Exercise instructions — Among the records below, find each line that includes the string "value" and copy it.

*** Begin section ***

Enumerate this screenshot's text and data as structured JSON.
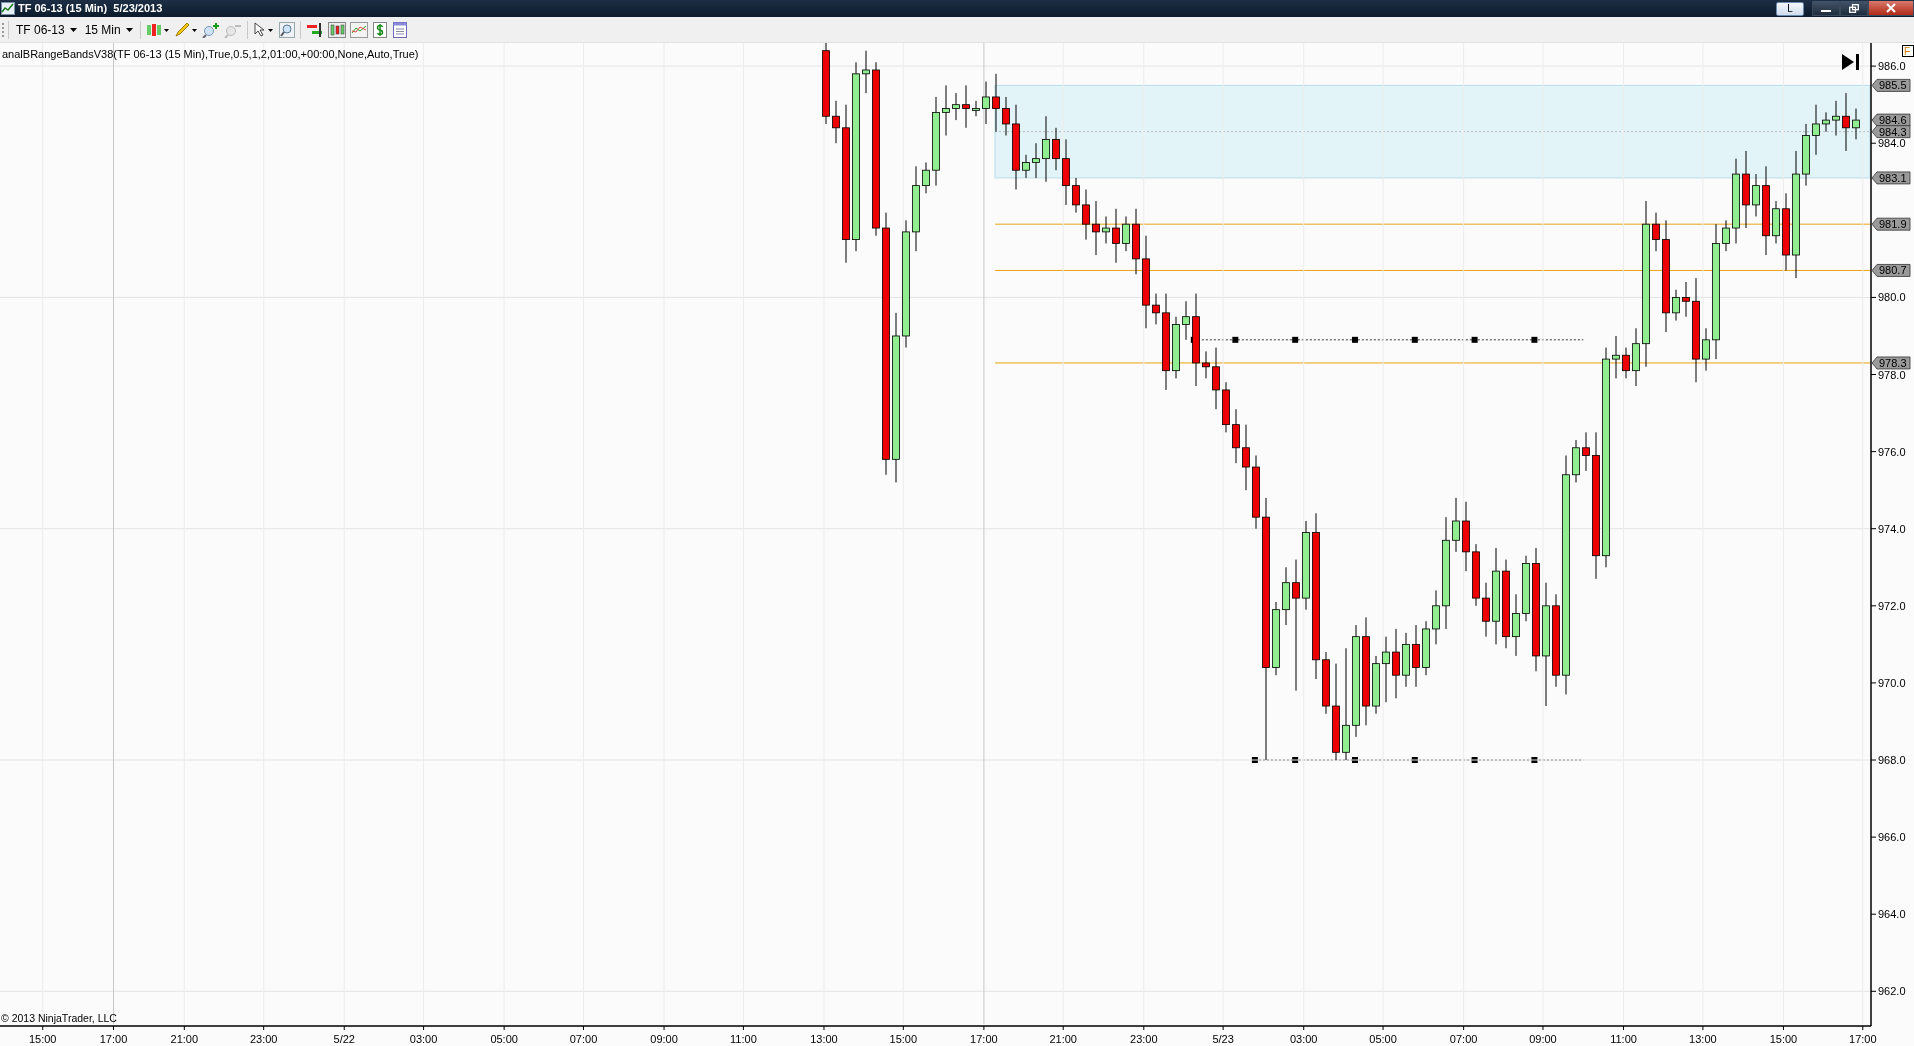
{
  "window": {
    "title": "TF 06-13 (15 Min)  5/23/2013",
    "side_button": "L"
  },
  "toolbar": {
    "instrument": "TF 06-13",
    "interval": "15 Min"
  },
  "chart": {
    "indicator_label": "analBRangeBandsV38(TF 06-13 (15 Min),True,0.5,1,2,01:00,+00:00,None,Auto,True)",
    "corner_label": "F",
    "copyright": "© 2013 NinjaTrader, LLC",
    "time_axis": {
      "labels": [
        "15:00",
        "17:00",
        "21:00",
        "23:00",
        "5/22",
        "03:00",
        "05:00",
        "07:00",
        "09:00",
        "11:00",
        "13:00",
        "15:00",
        "17:00",
        "21:00",
        "23:00",
        "5/23",
        "03:00",
        "05:00",
        "07:00",
        "09:00",
        "11:00",
        "13:00",
        "15:00",
        "17:00"
      ]
    },
    "chart_data": {
      "type": "candlestick",
      "ylim": [
        961.1,
        986.6
      ],
      "grid": true,
      "yticks": [
        {
          "value": 986,
          "label": "986.0"
        },
        {
          "value": 984,
          "label": "984.0"
        },
        {
          "value": 980,
          "label": "980.0"
        },
        {
          "value": 978,
          "label": "978.0"
        },
        {
          "value": 976,
          "label": "976.0"
        },
        {
          "value": 974,
          "label": "974.0"
        },
        {
          "value": 972,
          "label": "972.0"
        },
        {
          "value": 970,
          "label": "970.0"
        },
        {
          "value": 968,
          "label": "968.0"
        },
        {
          "value": 966,
          "label": "966.0"
        },
        {
          "value": 964,
          "label": "964.0"
        },
        {
          "value": 962,
          "label": "962.0"
        }
      ],
      "annotations": [
        "985.5",
        "984.6",
        "984.3",
        "983.1",
        "981.9",
        "980.7",
        "978.3"
      ],
      "ohlc": [
        [
          986.4,
          986.6,
          984.5,
          984.7
        ],
        [
          984.7,
          985.1,
          984.0,
          984.4
        ],
        [
          984.4,
          985.0,
          980.9,
          981.5
        ],
        [
          981.5,
          986.1,
          981.2,
          985.8
        ],
        [
          985.8,
          986.4,
          985.3,
          985.9
        ],
        [
          985.9,
          986.1,
          981.6,
          981.8
        ],
        [
          981.8,
          982.2,
          975.4,
          975.8
        ],
        [
          975.8,
          979.6,
          975.2,
          979.0
        ],
        [
          979.0,
          982.0,
          978.7,
          981.7
        ],
        [
          981.7,
          983.4,
          981.2,
          982.9
        ],
        [
          982.9,
          983.5,
          982.7,
          983.3
        ],
        [
          983.3,
          985.2,
          982.9,
          984.8
        ],
        [
          984.8,
          985.5,
          984.2,
          984.9
        ],
        [
          984.9,
          985.3,
          984.6,
          985.0
        ],
        [
          985.0,
          985.5,
          984.4,
          984.9
        ],
        [
          984.9,
          985.1,
          984.7,
          984.9
        ],
        [
          984.9,
          985.6,
          984.5,
          985.2
        ],
        [
          985.2,
          985.8,
          984.3,
          984.9
        ],
        [
          984.9,
          985.2,
          984.2,
          984.5
        ],
        [
          984.5,
          985.0,
          982.8,
          983.3
        ],
        [
          983.3,
          983.7,
          983.1,
          983.5
        ],
        [
          983.5,
          984.0,
          983.1,
          983.6
        ],
        [
          983.6,
          984.7,
          983.0,
          984.1
        ],
        [
          984.1,
          984.4,
          983.3,
          983.6
        ],
        [
          983.6,
          984.1,
          982.4,
          982.9
        ],
        [
          982.9,
          983.1,
          982.2,
          982.4
        ],
        [
          982.4,
          982.8,
          981.5,
          981.9
        ],
        [
          981.9,
          982.5,
          981.1,
          981.7
        ],
        [
          981.7,
          982.1,
          981.4,
          981.8
        ],
        [
          981.8,
          982.3,
          980.9,
          981.4
        ],
        [
          981.4,
          982.1,
          981.2,
          981.9
        ],
        [
          981.9,
          982.3,
          980.6,
          981.0
        ],
        [
          981.0,
          981.6,
          979.2,
          979.8
        ],
        [
          979.8,
          980.1,
          979.3,
          979.6
        ],
        [
          979.6,
          980.1,
          977.6,
          978.1
        ],
        [
          978.1,
          979.5,
          977.9,
          979.3
        ],
        [
          979.3,
          979.9,
          978.9,
          979.5
        ],
        [
          979.5,
          980.1,
          977.7,
          978.3
        ],
        [
          978.3,
          978.6,
          977.9,
          978.2
        ],
        [
          978.2,
          978.7,
          977.1,
          977.6
        ],
        [
          977.6,
          977.8,
          976.5,
          976.7
        ],
        [
          976.7,
          977.1,
          975.7,
          976.1
        ],
        [
          976.1,
          976.7,
          975.0,
          975.6
        ],
        [
          975.6,
          975.9,
          974.0,
          974.3
        ],
        [
          974.3,
          974.8,
          968.0,
          970.4
        ],
        [
          970.4,
          972.1,
          970.2,
          971.9
        ],
        [
          971.9,
          973.0,
          971.5,
          972.6
        ],
        [
          972.6,
          973.2,
          969.8,
          972.2
        ],
        [
          972.2,
          974.2,
          971.9,
          973.9
        ],
        [
          973.9,
          974.4,
          970.1,
          970.6
        ],
        [
          970.6,
          970.8,
          969.2,
          969.4
        ],
        [
          969.4,
          970.5,
          968.0,
          968.2
        ],
        [
          968.2,
          970.9,
          968.0,
          968.9
        ],
        [
          968.9,
          971.5,
          968.6,
          971.2
        ],
        [
          971.2,
          971.7,
          968.9,
          969.4
        ],
        [
          969.4,
          970.7,
          969.2,
          970.5
        ],
        [
          970.5,
          971.2,
          969.5,
          970.8
        ],
        [
          970.8,
          971.4,
          969.6,
          970.2
        ],
        [
          970.2,
          971.3,
          969.9,
          971.0
        ],
        [
          971.0,
          971.5,
          969.9,
          970.4
        ],
        [
          970.4,
          971.6,
          970.2,
          971.4
        ],
        [
          971.4,
          972.4,
          971.0,
          972.0
        ],
        [
          972.0,
          974.3,
          971.4,
          973.7
        ],
        [
          973.7,
          974.8,
          973.4,
          974.2
        ],
        [
          974.2,
          974.7,
          972.9,
          973.4
        ],
        [
          973.4,
          973.6,
          972.0,
          972.2
        ],
        [
          972.2,
          972.6,
          971.2,
          971.6
        ],
        [
          971.6,
          973.5,
          971.0,
          972.9
        ],
        [
          972.9,
          973.2,
          970.9,
          971.2
        ],
        [
          971.2,
          972.3,
          970.7,
          971.8
        ],
        [
          971.8,
          973.3,
          971.6,
          973.1
        ],
        [
          973.1,
          973.5,
          970.3,
          970.7
        ],
        [
          970.7,
          972.6,
          969.4,
          972.0
        ],
        [
          972.0,
          972.3,
          969.9,
          970.2
        ],
        [
          970.2,
          975.9,
          969.7,
          975.4
        ],
        [
          975.4,
          976.3,
          975.2,
          976.1
        ],
        [
          976.1,
          976.5,
          975.5,
          975.9
        ],
        [
          975.9,
          976.5,
          972.7,
          973.3
        ],
        [
          973.3,
          978.7,
          973.0,
          978.4
        ],
        [
          978.4,
          979.0,
          977.9,
          978.5
        ],
        [
          978.5,
          978.7,
          977.9,
          978.1
        ],
        [
          978.1,
          979.2,
          977.7,
          978.8
        ],
        [
          978.8,
          982.5,
          978.2,
          981.9
        ],
        [
          981.9,
          982.2,
          981.2,
          981.5
        ],
        [
          981.5,
          982.0,
          979.1,
          979.6
        ],
        [
          979.6,
          980.2,
          979.4,
          980.0
        ],
        [
          980.0,
          980.4,
          979.5,
          979.9
        ],
        [
          979.9,
          980.5,
          977.8,
          978.4
        ],
        [
          978.4,
          979.2,
          978.1,
          978.9
        ],
        [
          978.9,
          981.9,
          978.4,
          981.4
        ],
        [
          981.4,
          982.0,
          981.2,
          981.8
        ],
        [
          981.8,
          983.6,
          981.4,
          983.2
        ],
        [
          983.2,
          983.8,
          981.8,
          982.4
        ],
        [
          982.4,
          983.2,
          982.1,
          982.9
        ],
        [
          982.9,
          983.4,
          981.1,
          981.6
        ],
        [
          981.6,
          982.5,
          981.4,
          982.3
        ],
        [
          982.3,
          982.7,
          980.7,
          981.1
        ],
        [
          981.1,
          983.8,
          980.5,
          983.2
        ],
        [
          983.2,
          984.5,
          982.9,
          984.2
        ],
        [
          984.2,
          985.0,
          983.7,
          984.5
        ],
        [
          984.5,
          984.8,
          984.3,
          984.6
        ],
        [
          984.6,
          985.1,
          984.2,
          984.7
        ],
        [
          984.7,
          985.3,
          983.8,
          984.4
        ],
        [
          984.4,
          984.9,
          984.1,
          984.6
        ]
      ]
    }
  }
}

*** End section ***

Result of this task —
          "value": 986,
          "value": 984,
          "value": 980,
          "value": 978,
          "value": 976,
          "value": 974,
          "value": 972,
          "value": 970,
          "value": 968,
          "value": 966,
          "value": 964,
          "value": 962,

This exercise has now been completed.